In the post-Roma glut of prestige directorial autobiographies, James Gray’s Armageddon Time arrives at the tail end of my patience for this zeitgeist-y but self-indulgent mini-genre and, sadly, tests that patience to the limit. It’s clever and well-acted but just so damn drab, grim characters and an even grimmer colour palette taking us back to a childhood that is clearly not very fondly remembered. Gray gets credit, no doubt, for his ‘auteurbiography’ being far less self-congratulatory than most (and for it not also doubling as yet another ‘love letter to cinema’), but it’s still a vision of the past that I found myself mostly thankful to escape.
Gray’s stand-in here is Paul Graff (Banks Repeta), a kid just starting sixth grade in 1980 New York, with Ronald Reagan on the TV and the Trump family dominating parts of the city.

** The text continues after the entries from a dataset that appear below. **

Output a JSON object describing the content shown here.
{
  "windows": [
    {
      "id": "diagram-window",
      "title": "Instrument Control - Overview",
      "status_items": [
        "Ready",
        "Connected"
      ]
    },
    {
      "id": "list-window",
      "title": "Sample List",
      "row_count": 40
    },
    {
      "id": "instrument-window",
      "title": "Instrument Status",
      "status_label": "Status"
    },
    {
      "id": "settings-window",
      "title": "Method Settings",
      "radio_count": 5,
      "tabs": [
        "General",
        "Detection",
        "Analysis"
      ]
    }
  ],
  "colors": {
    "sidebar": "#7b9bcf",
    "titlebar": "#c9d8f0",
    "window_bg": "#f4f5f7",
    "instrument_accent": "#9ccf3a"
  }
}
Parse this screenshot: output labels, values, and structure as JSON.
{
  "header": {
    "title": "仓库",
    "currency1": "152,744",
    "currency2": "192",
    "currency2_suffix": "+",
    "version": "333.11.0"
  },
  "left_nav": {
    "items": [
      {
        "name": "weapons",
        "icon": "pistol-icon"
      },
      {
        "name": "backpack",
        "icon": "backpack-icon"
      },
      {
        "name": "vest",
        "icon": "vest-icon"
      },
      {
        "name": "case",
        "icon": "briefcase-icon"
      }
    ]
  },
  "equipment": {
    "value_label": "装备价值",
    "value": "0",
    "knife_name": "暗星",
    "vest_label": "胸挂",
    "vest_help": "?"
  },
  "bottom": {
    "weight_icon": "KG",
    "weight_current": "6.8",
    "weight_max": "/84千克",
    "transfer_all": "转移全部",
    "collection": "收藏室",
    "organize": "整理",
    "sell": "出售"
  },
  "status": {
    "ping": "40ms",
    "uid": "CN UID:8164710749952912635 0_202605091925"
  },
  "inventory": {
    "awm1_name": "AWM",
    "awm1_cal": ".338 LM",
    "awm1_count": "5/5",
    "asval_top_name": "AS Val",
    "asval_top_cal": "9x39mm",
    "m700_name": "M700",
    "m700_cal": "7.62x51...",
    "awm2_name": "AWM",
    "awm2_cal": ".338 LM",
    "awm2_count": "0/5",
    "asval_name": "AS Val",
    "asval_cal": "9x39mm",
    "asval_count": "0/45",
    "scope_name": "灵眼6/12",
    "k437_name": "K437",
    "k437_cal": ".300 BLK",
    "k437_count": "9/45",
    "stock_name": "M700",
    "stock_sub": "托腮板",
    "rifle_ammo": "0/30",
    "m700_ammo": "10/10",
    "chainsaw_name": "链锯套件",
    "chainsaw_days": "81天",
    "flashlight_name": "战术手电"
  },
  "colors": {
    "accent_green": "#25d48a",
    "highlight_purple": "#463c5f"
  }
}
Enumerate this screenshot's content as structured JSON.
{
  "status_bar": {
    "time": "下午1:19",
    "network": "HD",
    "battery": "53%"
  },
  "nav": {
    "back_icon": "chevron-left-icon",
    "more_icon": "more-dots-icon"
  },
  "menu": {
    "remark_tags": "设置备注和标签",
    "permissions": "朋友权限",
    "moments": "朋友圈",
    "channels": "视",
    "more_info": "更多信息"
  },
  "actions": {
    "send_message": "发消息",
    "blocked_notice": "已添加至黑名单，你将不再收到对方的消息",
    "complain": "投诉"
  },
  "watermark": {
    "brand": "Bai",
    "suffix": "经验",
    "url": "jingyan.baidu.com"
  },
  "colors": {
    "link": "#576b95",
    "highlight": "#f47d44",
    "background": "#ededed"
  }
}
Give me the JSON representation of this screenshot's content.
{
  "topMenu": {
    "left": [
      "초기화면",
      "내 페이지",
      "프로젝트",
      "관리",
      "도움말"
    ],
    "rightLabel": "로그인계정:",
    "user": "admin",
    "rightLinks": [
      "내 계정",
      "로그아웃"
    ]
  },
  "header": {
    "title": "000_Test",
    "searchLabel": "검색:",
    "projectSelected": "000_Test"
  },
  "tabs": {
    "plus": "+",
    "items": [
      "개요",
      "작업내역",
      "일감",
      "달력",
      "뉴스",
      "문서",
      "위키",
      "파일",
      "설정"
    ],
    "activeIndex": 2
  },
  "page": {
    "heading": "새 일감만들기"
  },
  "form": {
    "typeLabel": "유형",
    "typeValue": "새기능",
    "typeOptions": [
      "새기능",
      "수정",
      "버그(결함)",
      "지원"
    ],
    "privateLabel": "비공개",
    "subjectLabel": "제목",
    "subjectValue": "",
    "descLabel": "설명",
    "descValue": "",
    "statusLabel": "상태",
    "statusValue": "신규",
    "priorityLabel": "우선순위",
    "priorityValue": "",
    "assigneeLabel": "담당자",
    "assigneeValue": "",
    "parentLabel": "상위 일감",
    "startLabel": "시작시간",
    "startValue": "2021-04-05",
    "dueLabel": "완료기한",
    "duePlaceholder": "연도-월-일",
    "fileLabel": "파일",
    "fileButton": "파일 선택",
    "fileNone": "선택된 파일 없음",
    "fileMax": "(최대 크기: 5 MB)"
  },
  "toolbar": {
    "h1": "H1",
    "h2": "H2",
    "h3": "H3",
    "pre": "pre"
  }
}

A troublemaker who wants to be an artist, Paul finds himself butting up against his strict, small-c conservative Jewish parents Esther (Anne Hathaway) and Irving (Jeremy Strong), acting out in class alongside his Black friend Johnny (Jaylin Webb), who always faces harsher punishments than Paul for reasons Paul is just starting to figure out.
Armageddon Time feels like a statement of regret for Gray as Paul gradually pulls away from Johnny – particularly once he transfers to a posh private school – leaving his less privileged friend to fend for himself. It’s mostly a clever and powerfully honest admission of white guilt, but one that’s really let down by a pivotal scene that muddies personal sacrifice with systemic bigotry. With the guilt and resentment that flows through the Graff family, they are tough bunch to spend much time with, much less actually like. Paul is a smartass who’s not actually that smart, while both Esther and Irving are thinly-veiled racists who turn to anger and physical violence far too easily.
The exception to this is Paul’s grandpa, Aaron (Anthony Hopkins), whose own mother fled the Cossacks in Tsarist Russia to the relative safety of America, a safety that Aaron seeks to pass on to all he can. He’s enthusiastic and kind and Hopkins provides the film a huge energising force whenever he pops up. Hathaway and, particularly, Strong also turn in proper performances, while Repeta makes for one of the year’s most believable kid actors, but their characters are all viewed with such coldness that it’s hard to really care.
This grand bleakness – effective in Gray’s epic stories like Lost City of Z or Ad Astra but anathema to a small family drama like this – extends to the visuals, which are often downright dingy. You can see Gray actively rejecting the sort of neon-soaked technicolour that defines a lot of modern ‘80s nostalgia pieces, and it makes his world feel much more authentic and lived-in as a result, but there’s not much of Armageddon Time that you’ll particularly enjoy looking at. That’s the case with the film as a whole really, an admirably *real* look at a lower-middle-class ‘80s childhood that nonetheless never much thrills or engages the heartstrings, always more clever than it is actually affecting.